Sunday, October 31, 2010

Chutes and Ladders

Bendamustine has given me quite a ride over the past three weeks. Despite being just a one-drug cocktail, it packs a punch. Kind of like the effects of drinking jungle juice made with vodka vs. grain alcohol. The latter is never a good idea. But unfortunately, I don't have a choice in this matter. If I did, I would choose straight up Hi-C.

Week 1: lukewarm hell – the debilitating fatigue, head fogginess, acid reflux, indigestion, constipation, and overwhelming malaise left me to do nothing but float around the house like a groaning blob.

Week 2: better, much better. I started to get out and about again and the gloomy skies started to clear. All systems were once again a go. Lots of hikes. Lots of lunch dates and outings. Miss cocky pants probably pushed herself too much with all the renewed energy I had.

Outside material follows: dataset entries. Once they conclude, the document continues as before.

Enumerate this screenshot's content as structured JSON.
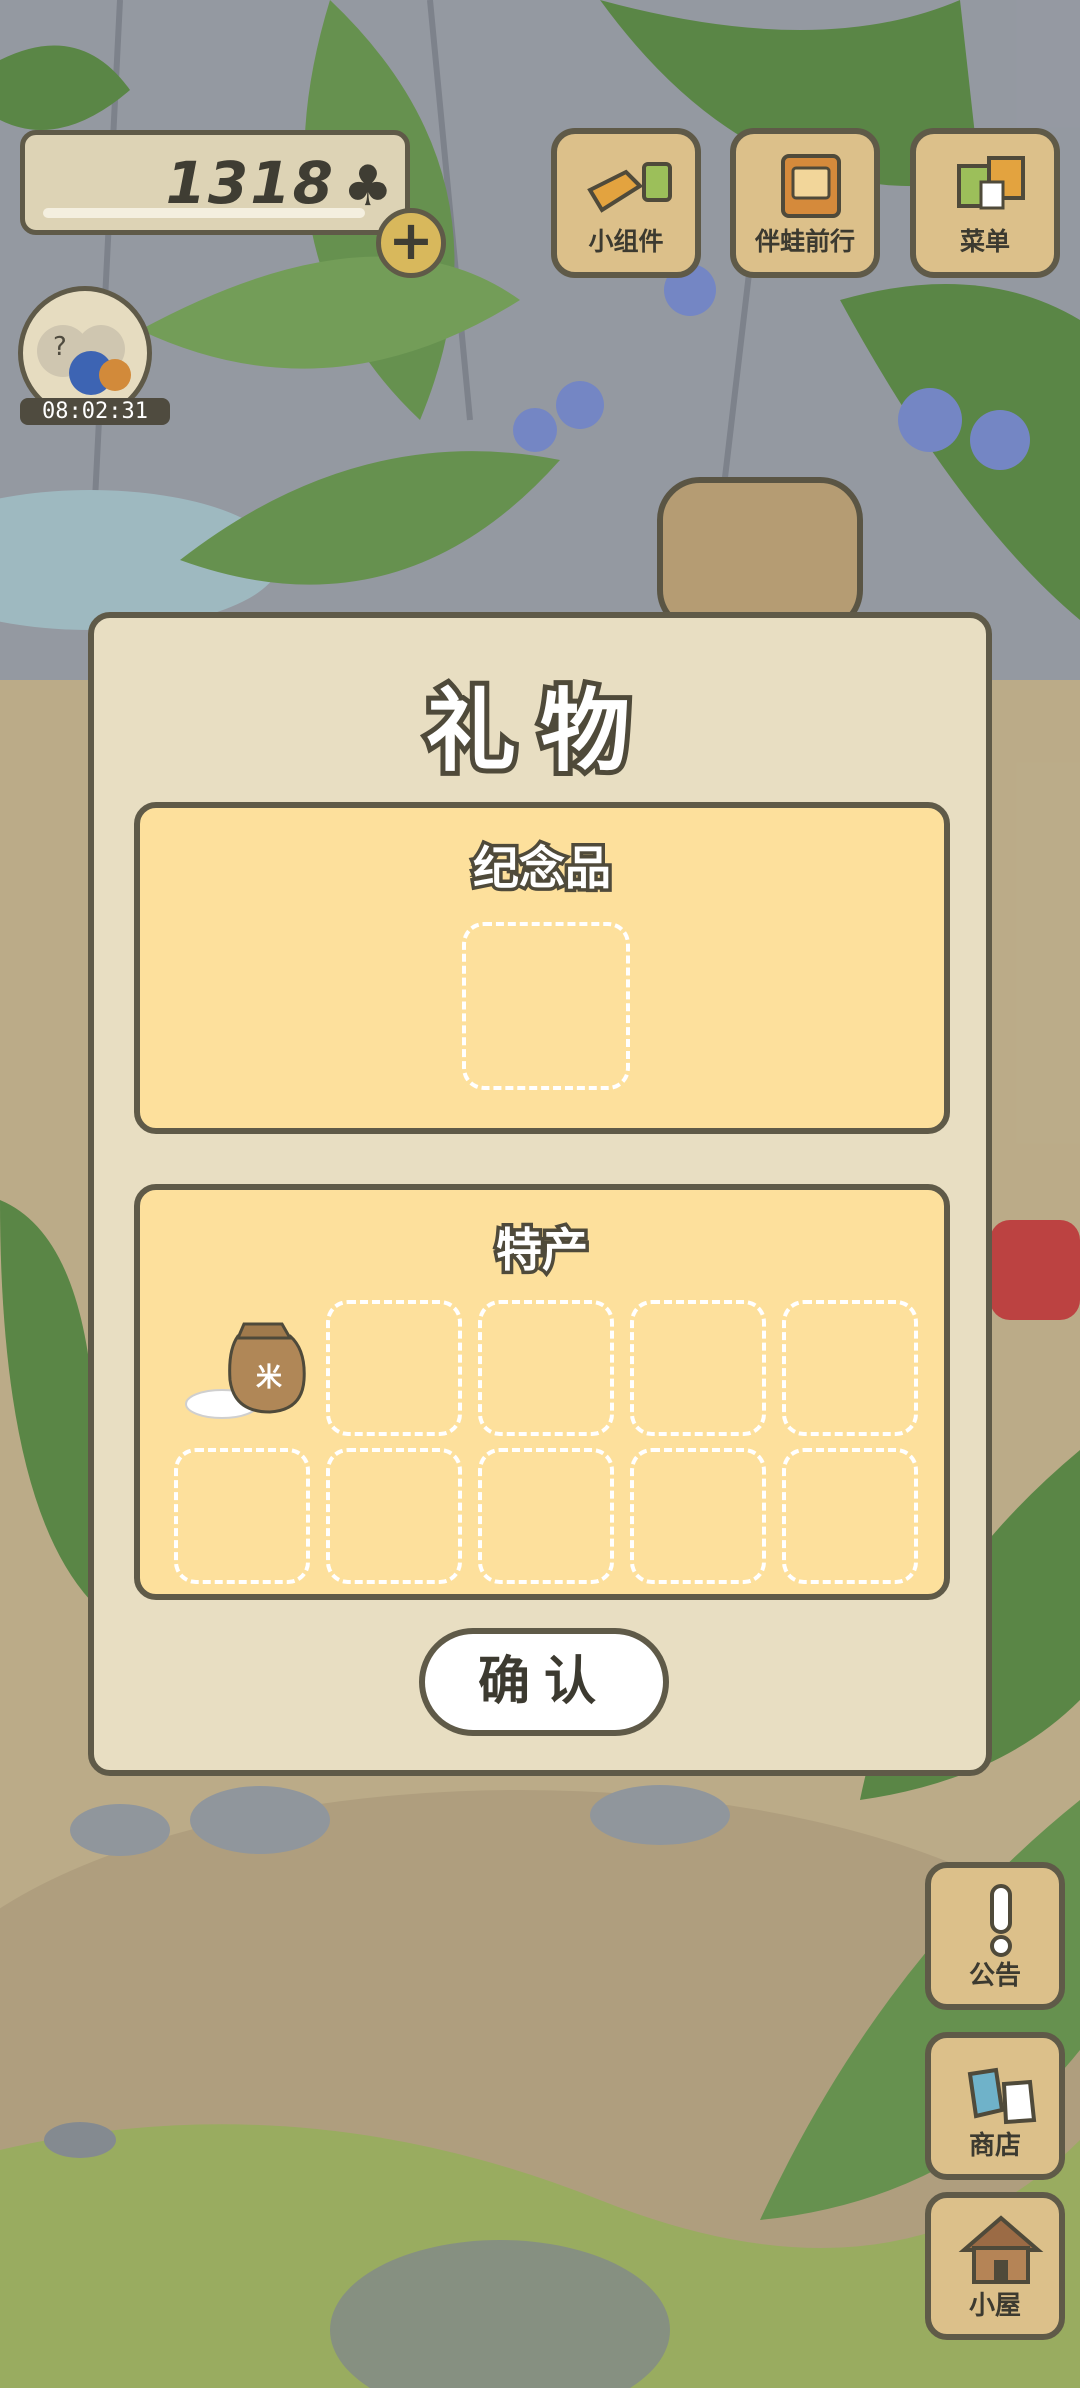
{
  "clover": {
    "count": "1318",
    "icon": "clover-icon",
    "add_icon": "plus-icon"
  },
  "timer": {
    "time": "08:02:31"
  },
  "top_buttons": [
    {
      "label": "小组件",
      "icon": "widget-icon"
    },
    {
      "label": "伴蛙前行",
      "icon": "journey-album-icon"
    },
    {
      "label": "菜单",
      "icon": "menu-cards-icon"
    }
  ],
  "side_buttons": [
    {
      "label": "公告",
      "icon": "exclamation-icon"
    },
    {
      "label": "商店",
      "icon": "shop-bags-icon"
    },
    {
      "label": "小屋",
      "icon": "house-icon"
    }
  ],
  "dialog": {
    "title": "礼物",
    "souvenir": {
      "title": "纪念品",
      "slots": 1
    },
    "specialty": {
      "title": "特产",
      "items": [
        {
          "icon": "rice-bag-icon",
          "label": "米"
        }
      ],
      "empty_slots": 9
    },
    "confirm_label": "确认"
  },
  "colors": {
    "outline": "#5f5a48",
    "panel_fill": "#fde09c",
    "dialog_fill": "#e8dec2",
    "wood": "#dcc08a"
  }
}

Week 3: down again. It was expected that my blood counts/immunity would drop around this time, but the weekly CBC checks never revealed a plummet. No transfusions were needed. I guess this means my bone marrow still has steady cell building power. Maybe it was my marrow in overdrive that sent me into a bad place this week. I felt the familiar swelling in my chest. It is like having an elephant inside of my chest – not one sitting on it like I'm about to have a heart attack, rather one becoming painfully large within it. I could tell that the elephant was not happy in this constrained space.

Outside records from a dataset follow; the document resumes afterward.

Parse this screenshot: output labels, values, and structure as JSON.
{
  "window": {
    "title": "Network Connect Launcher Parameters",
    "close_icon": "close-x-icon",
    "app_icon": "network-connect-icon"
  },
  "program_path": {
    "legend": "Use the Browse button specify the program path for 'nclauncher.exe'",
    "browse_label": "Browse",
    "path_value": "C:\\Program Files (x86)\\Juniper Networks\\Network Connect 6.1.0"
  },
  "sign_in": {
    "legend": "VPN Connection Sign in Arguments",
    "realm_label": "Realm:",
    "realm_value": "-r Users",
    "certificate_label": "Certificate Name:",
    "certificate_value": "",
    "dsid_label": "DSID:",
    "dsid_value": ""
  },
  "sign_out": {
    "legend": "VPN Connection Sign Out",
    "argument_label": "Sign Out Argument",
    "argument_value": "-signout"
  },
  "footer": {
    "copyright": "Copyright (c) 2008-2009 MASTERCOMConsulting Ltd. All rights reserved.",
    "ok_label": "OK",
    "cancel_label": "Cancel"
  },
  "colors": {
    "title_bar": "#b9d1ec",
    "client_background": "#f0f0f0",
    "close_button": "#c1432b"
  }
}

It was tough to take deep breaths, I'd often get dizzy, and a deep cough crept in, especially when I laid down. My heart was also pumping extra hard. I could feel it push the blood through my ears loudly anytime I tried to lay down and rest. A lymph node on my left collarbone waxed and waned in size, especially if I pushed myself too much. This scared me because the feelings were all too familiar. They are the same ones I've felt every time a recurrence of the cancer has crept in ... and the trend has been for this to happen near the one month mark.

I had daily talks with my nurse practitioner (aka "bestie") at Sloan and laid very low. I diligently took my temperature and did a lot of yoga and visualizations of a chest cavity filled only with bright, white light, not damaged DNA replicating all over itself. This fear of recurrence led to a lot of anxiety, leading to chest tightness on top of the fullness, making it hard to distinguish what was going on.

I had a couple of rough mental and emotional days and a lot of nightmares. One night I was a complete wreck and tried to explain to Craig that I just wanted to take a pumpkin carving scraper to my insides. I wanted to go in and just scrape out everything growing inside of me until I was left with a heap of stringy, orange slop. He gave me a warm washcloth, instructing me to wash my face with it and stayed with me until the screaming sobs ceased.

Week 4: I'm entering this final recovery week feeling comme ci, comme ├ža. Neutral? The big positive is that the chest fullness is gone. The prominent lymph nodes on my collarbone and up and down my neck have at least stabilized. The cough is gone and my breathing is much improved. I'm looking forward to telling my nurse, Brynn, that things have improved. Oddly, it was after a night outside in the frigid wind at a UConn football game tailgate that I felt remarkably better. Maybe a prolonged shot of fresh air, a glittery pumpkin sticker for my cheek, and a cup of hot, hard cider is an ancient remedy of some kind – put that in the clinical trial notes. Maybe what I was feeling was a strange bug, or allergies, or paranoia. One of the struggles of being a cancer patient is to remember that I am also still a human and to not always jump to the conclusion that everything is related to cancer activity. A little post nasal drip shouldn't cause me to start making funeral arrangements.

It's been a game of Chutes and Ladders. I feel like I've climbed a few ladders and made some progress, but unfortunately the chutes have been fast and windy. This Thursday my little plastic playing piece with the pigtails, plaid skirt, and knee socks will be back at the "Start" space to begin the adventure all over again with Bendamustine round 2. At least this time I'm prepared for how high up and how low down the side effect game may take me.

3 comments:

  1. It's so easy to take everyday symptoms and turn them into more but it sounds like this stuff is potent and will do it's job!! As always let us know if you need anything--xoxo Bev&Blake

    ReplyDelete
  2. I LOVE the Chutes & Ladders analogy! Hang in there, and know I'm here for you if you need anything... Michelle :)

    ReplyDelete
  3. Ah Chutes and Ladders and Candyland - 2 first games of total chance, no skill involved (ok you need to be able to count or know your colors) - to win and lose.
    And here you are years later, after I imagine the last time you played - to be using the game in comparison to where you are in your life right now (no doubt about it - a great analogy, like the previous comment commented). But though your life has all these 'chutes' and 'ladders'- may the end result of 'your game' be no chance - may it end with you winning because of the planning, the strategies and the finely orchestrated treatment.
    ~Nina

    ReplyDelete